You can visualize project work in many ways, but our favorite is what’s sometimes called the project triangle:
This theme has many variations, but the basic idea is that every project has some element of a time constraint, has some type of budget, and requires some amount of work to complete. (In other words, it has a defined scope.) The term constraint has a specific meaning in Project, but here we’re using the more general meaning of a limiting factor. Let’s consider these constraints one at a time.
Have you ever worked on a project that had a deadline? (Maybe we should ask whether you’ve ever worked on a project that did not have a deadline.) Limited time is the one constraint of any project with which we are all probably most familiar. If you’re working on a project right now, ask your team members what the project deadline is. They might not know the project budget or the scope of work in great detail, but chances are they all know the project deadline.
Here are some examples of time constraints:
You’re building a house and you must finish the roof before the rainy season arrives.
You are assembling a large display booth for a trade show that starts in two months.
You are developing a new inventory tracking system that must be tested and running by the start of the next fiscal year.
Most of us have been trained to understand time since we were children, and we carry wristwatches, paper and electronic organizers, and other tools to help us manage time. For many projects that create a product or result in an event, time is the most important constraint to manage.
You might think of cost simply as dollars, but project cost has a broader meaning: costs include all the resources required to carry out the project. Costs include the people and equipment who do the work, the materials they use, and all the other events and issues that require money or someone’s attention in a project.
Here are some examples of cost constraints:
You have signed a fixed-price contract to deliver an inventory-tracking software system to a client. If your costs exceed the agreed-upon price, your customer might be sympathetic but probably won’t be willing to renegotiate the contract.
The president of your organization has directed you to carry out a customer-research project using only the staff and equipment in your department.
You have received a $5,000 grant to create a public art installation. You have no other funds.
For virtually all projects, cost is ultimately a limiting constraint; few projects could go over budget without eventually requiring corrective action.
You should consider two aspects of scope: product scope and project scope. Every successful project produces a unique product: a tangible item or a service. You might develop some products for one customer you know by name. You might develop other products for millions of potential customers waiting to buy them (you hope). Customers usually have some expectations about the features and functions of products they consider purchasing. Product scope describes the intended quality, features, and functions of the product—often in minute detail. Documents that outline this information are sometimes called product specifications. A service or an event usually has some expected features as well. We all have expectations about what we’ll do or see at a party, a concert, or a sporting event.
Project scope, on the other hand, describes the work required to deliver a product or a service with the intended product scope. Whereas product scope focuses on the customer or the user of the product, project scope is mainly the concern of the people who will carry out the project. Project scope is usually measured in tasks and phases.

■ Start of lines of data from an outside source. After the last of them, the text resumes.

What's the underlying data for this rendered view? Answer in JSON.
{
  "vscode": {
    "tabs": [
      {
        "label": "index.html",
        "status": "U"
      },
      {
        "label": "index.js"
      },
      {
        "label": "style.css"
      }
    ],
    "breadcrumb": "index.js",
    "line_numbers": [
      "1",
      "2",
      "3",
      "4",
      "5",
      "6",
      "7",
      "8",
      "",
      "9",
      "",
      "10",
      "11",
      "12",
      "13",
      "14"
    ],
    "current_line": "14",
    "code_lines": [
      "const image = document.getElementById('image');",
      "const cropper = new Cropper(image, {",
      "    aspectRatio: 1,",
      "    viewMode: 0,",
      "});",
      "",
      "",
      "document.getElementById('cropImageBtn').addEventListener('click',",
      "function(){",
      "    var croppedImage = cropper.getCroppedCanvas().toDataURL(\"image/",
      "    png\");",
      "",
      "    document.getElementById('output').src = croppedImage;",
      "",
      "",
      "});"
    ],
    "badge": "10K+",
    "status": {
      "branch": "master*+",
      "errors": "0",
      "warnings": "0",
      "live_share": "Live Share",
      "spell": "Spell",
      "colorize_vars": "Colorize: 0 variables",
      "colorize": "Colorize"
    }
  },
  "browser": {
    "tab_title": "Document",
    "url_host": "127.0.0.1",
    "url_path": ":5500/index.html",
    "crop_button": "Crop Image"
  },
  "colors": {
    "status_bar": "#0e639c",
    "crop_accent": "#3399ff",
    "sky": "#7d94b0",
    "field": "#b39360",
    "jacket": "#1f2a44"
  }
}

Here are some examples of scope constraints:
Your organization won a contract to develop an automotive product that has exact requirements—for example, physical dimensions measured to 0.01 mm. This is a product scope constraint that will influence project scope plans.
You are constructing a building on a lot that has a height restriction of 50 feet.
You can use only internal services to develop part of your product, and those services fol low a product development methodology that is different from what you had planned.
Product scope and project scope are closely related. The project manager who manages project scope well must also understand product scope or must know how to communicate with those who do.